TASK: Copy every line below. Do not alter any of them.

Records from a data collection:

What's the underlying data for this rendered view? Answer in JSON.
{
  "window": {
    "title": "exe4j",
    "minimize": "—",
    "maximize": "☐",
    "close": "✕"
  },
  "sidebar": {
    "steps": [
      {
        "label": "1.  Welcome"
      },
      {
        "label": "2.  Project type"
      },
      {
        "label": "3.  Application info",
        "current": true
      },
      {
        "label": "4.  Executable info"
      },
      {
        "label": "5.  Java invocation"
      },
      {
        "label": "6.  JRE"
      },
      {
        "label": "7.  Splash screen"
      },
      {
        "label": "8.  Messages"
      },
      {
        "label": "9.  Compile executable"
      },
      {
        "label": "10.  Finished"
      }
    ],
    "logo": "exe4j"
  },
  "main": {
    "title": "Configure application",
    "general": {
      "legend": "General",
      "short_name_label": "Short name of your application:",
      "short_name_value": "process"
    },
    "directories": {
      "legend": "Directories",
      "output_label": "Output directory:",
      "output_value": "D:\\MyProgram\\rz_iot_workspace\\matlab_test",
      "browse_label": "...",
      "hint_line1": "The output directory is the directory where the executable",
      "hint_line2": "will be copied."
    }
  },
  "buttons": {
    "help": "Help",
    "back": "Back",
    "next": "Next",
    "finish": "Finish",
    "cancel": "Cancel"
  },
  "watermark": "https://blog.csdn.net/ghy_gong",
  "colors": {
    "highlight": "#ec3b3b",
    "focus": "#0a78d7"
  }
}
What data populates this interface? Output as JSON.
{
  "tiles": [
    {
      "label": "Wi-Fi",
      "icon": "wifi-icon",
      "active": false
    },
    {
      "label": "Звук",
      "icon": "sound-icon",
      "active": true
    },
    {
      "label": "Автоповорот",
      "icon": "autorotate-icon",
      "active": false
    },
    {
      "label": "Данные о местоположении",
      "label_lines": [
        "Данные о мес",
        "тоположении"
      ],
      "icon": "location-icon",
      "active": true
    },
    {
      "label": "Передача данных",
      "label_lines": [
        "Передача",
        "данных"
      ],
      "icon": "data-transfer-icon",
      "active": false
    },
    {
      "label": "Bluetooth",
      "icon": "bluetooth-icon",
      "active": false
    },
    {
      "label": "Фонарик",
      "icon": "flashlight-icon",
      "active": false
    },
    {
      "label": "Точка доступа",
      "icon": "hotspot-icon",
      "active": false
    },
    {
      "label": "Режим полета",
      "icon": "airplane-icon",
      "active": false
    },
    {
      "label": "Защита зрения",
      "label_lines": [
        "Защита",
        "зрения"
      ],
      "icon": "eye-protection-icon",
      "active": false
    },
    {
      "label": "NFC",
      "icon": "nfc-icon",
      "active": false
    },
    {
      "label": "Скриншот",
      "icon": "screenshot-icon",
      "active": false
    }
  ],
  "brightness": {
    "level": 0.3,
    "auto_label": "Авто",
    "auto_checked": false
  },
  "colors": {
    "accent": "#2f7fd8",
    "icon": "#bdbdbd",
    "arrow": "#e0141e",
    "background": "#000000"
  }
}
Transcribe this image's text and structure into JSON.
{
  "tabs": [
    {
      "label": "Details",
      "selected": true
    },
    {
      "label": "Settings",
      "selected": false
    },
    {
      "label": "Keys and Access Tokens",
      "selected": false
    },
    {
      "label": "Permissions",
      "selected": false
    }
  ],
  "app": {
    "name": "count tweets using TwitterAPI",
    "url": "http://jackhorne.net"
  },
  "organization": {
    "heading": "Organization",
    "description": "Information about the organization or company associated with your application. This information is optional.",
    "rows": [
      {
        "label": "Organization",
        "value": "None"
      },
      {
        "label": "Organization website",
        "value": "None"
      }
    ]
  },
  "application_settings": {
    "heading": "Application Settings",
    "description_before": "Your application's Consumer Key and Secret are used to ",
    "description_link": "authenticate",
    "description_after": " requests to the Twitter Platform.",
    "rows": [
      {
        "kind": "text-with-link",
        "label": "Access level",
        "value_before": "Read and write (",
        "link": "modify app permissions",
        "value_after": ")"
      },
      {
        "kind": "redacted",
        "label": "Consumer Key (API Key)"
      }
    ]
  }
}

REPLY TO THE TASK:
What's the underlying data for this rendered view? Answer in JSON.
{
  "window": {
    "title": "exe4j",
    "minimize": "—",
    "maximize": "☐",
    "close": "✕"
  },
  "sidebar": {
    "steps": [
      {
        "label": "1.  Welcome"
      },
      {
        "label": "2.  Project type"
      },
      {
        "label": "3.  Application info",
        "current": true
      },
      {
        "label": "4.  Executable info"
      },
      {
        "label": "5.  Java invocation"
      },
      {
        "label": "6.  JRE"
      },
      {
        "label": "7.  Splash screen"
      },
      {
        "label": "8.  Messages"
      },
      {
        "label": "9.  Compile executable"
      },
      {
        "label": "10.  Finished"
      }
    ],
    "logo": "exe4j"
  },
  "main": {
    "title": "Configure application",
    "general": {
      "legend": "General",
      "short_name_label": "Short name of your application:",
      "short_name_value": "process"
    },
    "directories": {
      "legend": "Directories",
      "output_label": "Output directory:",
      "output_value": "D:\\MyProgram\\rz_iot_workspace\\matlab_test",
      "browse_label": "...",
      "hint_line1": "The output directory is the directory where the executable",
      "hint_line2": "will be copied."
    }
  },
  "buttons": {
    "help": "Help",
    "back": "Back",
    "next": "Next",
    "finish": "Finish",
    "cancel": "Cancel"
  },
  "watermark": "https://blog.csdn.net/ghy_gong",
  "colors": {
    "highlight": "#ec3b3b",
    "focus": "#0a78d7"
  }
}
What data populates this interface? Output as JSON.
{
  "tiles": [
    {
      "label": "Wi-Fi",
      "icon": "wifi-icon",
      "active": false
    },
    {
      "label": "Звук",
      "icon": "sound-icon",
      "active": true
    },
    {
      "label": "Автоповорот",
      "icon": "autorotate-icon",
      "active": false
    },
    {
      "label": "Данные о местоположении",
      "label_lines": [
        "Данные о мес",
        "тоположении"
      ],
      "icon": "location-icon",
      "active": true
    },
    {
      "label": "Передача данных",
      "label_lines": [
        "Передача",
        "данных"
      ],
      "icon": "data-transfer-icon",
      "active": false
    },
    {
      "label": "Bluetooth",
      "icon": "bluetooth-icon",
      "active": false
    },
    {
      "label": "Фонарик",
      "icon": "flashlight-icon",
      "active": false
    },
    {
      "label": "Точка доступа",
      "icon": "hotspot-icon",
      "active": false
    },
    {
      "label": "Режим полета",
      "icon": "airplane-icon",
      "active": false
    },
    {
      "label": "Защита зрения",
      "label_lines": [
        "Защита",
        "зрения"
      ],
      "icon": "eye-protection-icon",
      "active": false
    },
    {
      "label": "NFC",
      "icon": "nfc-icon",
      "active": false
    },
    {
      "label": "Скриншот",
      "icon": "screenshot-icon",
      "active": false
    }
  ],
  "brightness": {
    "level": 0.3,
    "auto_label": "Авто",
    "auto_checked": false
  },
  "colors": {
    "accent": "#2f7fd8",
    "icon": "#bdbdbd",
    "arrow": "#e0141e",
    "background": "#000000"
  }
}
Transcribe this image's text and structure into JSON.
{
  "tabs": [
    {
      "label": "Details",
      "selected": true
    },
    {
      "label": "Settings",
      "selected": false
    },
    {
      "label": "Keys and Access Tokens",
      "selected": false
    },
    {
      "label": "Permissions",
      "selected": false
    }
  ],
  "app": {
    "name": "count tweets using TwitterAPI",
    "url": "http://jackhorne.net"
  },
  "organization": {
    "heading": "Organization",
    "description": "Information about the organization or company associated with your application. This information is optional.",
    "rows": [
      {
        "label": "Organization",
        "value": "None"
      },
      {
        "label": "Organization website",
        "value": "None"
      }
    ]
  },
  "application_settings": {
    "heading": "Application Settings",
    "description_before": "Your application's Consumer Key and Secret are used to ",
    "description_link": "authenticate",
    "description_after": " requests to the Twitter Platform.",
    "rows": [
      {
        "kind": "text-with-link",
        "label": "Access level",
        "value_before": "Read and write (",
        "link": "modify app permissions",
        "value_after": ")"
      },
      {
        "kind": "redacted",
        "label": "Consumer Key (API Key)"
      }
    ]
  }
}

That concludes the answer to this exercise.